Aereo, the online television service backed by Barry Diller, will expand from New York to other large U.S. cities following a favorable court ruling, reports Bloomberg. Aereo captures broadcast signals from New York City and streams them to devices such as Apple’s iPad, without paying for the programming. Because each user has their own antenna and can switch channels (using internet connectivity), a U.S. district judge ruled this week that Aereo was operating legally.
Aereo uses tiny antennas to pick up free over-the-air broadcast television signals in New York City and then transmits the video to its customers over the Internet. Customers have to pay $12 per month to buy access to an antenna, which allows them to watch major network television on their mobile devices and computers.
Today’s decision shows that when you are on the right side of the law, you can stand up, fight the Goliath and win,” said Aereo CEO and Founder Chet Kanojia.
The ruling could upend the economics of broadcast television, explains Bloomberg. CBS, Comcast, NBC, News Corp. and Walt Disney’s ABC are all plaintiffs to the lawsuit. The broadcasters receive “retransmission consent fees” from pay-TV operators such as Time Warner Cable for the right to rebroadcast the free-to-air signals to their subscribers.

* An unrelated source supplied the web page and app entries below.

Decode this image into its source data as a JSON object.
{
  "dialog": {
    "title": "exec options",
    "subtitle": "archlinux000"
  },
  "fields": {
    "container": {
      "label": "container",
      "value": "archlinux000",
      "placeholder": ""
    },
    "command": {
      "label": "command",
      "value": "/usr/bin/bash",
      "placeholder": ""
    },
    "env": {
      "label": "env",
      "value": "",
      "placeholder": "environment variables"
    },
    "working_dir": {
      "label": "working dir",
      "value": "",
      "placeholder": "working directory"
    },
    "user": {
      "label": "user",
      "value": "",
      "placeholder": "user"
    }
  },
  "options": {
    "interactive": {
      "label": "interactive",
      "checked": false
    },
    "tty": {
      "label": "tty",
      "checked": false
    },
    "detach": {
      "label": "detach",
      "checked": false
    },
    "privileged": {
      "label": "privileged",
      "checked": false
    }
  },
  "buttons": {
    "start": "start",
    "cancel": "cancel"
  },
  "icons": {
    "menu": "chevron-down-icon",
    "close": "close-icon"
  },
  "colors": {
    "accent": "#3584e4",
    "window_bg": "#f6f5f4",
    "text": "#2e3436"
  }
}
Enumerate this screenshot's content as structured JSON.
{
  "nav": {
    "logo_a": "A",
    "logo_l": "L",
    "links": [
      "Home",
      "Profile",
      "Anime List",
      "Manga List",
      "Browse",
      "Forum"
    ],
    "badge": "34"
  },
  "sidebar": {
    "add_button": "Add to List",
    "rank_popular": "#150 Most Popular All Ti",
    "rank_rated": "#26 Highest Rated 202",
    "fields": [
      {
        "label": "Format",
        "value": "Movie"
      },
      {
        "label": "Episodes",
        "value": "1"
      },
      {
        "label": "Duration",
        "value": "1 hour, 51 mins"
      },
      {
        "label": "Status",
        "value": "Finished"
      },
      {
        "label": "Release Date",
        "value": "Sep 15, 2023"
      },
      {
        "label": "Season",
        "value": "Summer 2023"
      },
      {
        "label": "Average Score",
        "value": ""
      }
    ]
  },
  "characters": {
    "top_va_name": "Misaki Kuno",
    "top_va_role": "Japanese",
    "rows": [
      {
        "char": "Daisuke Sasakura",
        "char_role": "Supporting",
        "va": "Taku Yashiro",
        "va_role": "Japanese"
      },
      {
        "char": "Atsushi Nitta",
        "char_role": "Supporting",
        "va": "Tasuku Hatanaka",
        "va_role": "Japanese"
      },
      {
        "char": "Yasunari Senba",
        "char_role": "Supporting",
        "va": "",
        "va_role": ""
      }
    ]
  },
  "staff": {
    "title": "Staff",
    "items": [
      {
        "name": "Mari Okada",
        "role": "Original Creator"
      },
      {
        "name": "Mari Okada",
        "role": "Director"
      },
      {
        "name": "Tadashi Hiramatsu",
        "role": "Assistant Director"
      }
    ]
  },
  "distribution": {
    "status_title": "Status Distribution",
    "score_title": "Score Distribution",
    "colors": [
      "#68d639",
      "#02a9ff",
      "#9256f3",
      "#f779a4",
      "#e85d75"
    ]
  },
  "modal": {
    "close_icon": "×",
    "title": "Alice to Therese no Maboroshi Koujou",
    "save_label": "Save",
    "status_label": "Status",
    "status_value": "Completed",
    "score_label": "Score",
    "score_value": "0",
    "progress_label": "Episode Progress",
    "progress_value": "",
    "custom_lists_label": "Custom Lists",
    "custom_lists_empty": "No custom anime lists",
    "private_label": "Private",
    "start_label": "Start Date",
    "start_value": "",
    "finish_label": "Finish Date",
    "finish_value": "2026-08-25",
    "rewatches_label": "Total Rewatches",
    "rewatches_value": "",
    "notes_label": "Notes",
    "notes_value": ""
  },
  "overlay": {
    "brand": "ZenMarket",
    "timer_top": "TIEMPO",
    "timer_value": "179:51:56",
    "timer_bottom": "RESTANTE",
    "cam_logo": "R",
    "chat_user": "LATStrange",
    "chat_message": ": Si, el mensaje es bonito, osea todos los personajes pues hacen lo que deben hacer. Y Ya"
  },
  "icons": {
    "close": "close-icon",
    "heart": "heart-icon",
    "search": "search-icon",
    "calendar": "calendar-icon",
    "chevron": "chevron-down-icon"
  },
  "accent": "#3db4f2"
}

Broadcasters, of course, get their spectrum free from the FCC. They would like to charge for mobile television, but can’t seem to find any takers. Meanwhile, the broadcast networks continue to pursue a copyright lawsuit against Aereo.
Last weekend Dish users stopped getting AMC channels after the two companies couldn’t agree on a new contract — but AMC says they’ll stream this weekend’s premiere of their hit show “Breaking Bad” online for impacted Dish users, although it may be a one-week only offer.

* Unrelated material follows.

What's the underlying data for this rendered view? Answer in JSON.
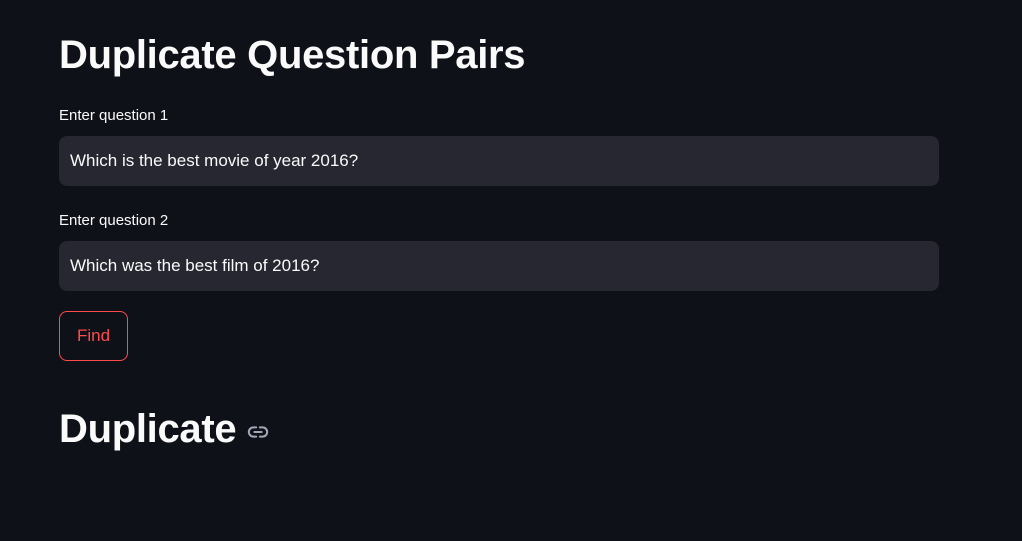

The ability to stream TV shows cuts both ways for programmers like AMC. Distributors like Dish have complained about the online availability of shows in negotiations over new contracts. One of Dish’s competitors, DirecTV, this week pointed its subscribers to online venues for Viacom-owned shows amid a separate dispute with that company; Viacom responded by taking down episodes of some shows from Web sites.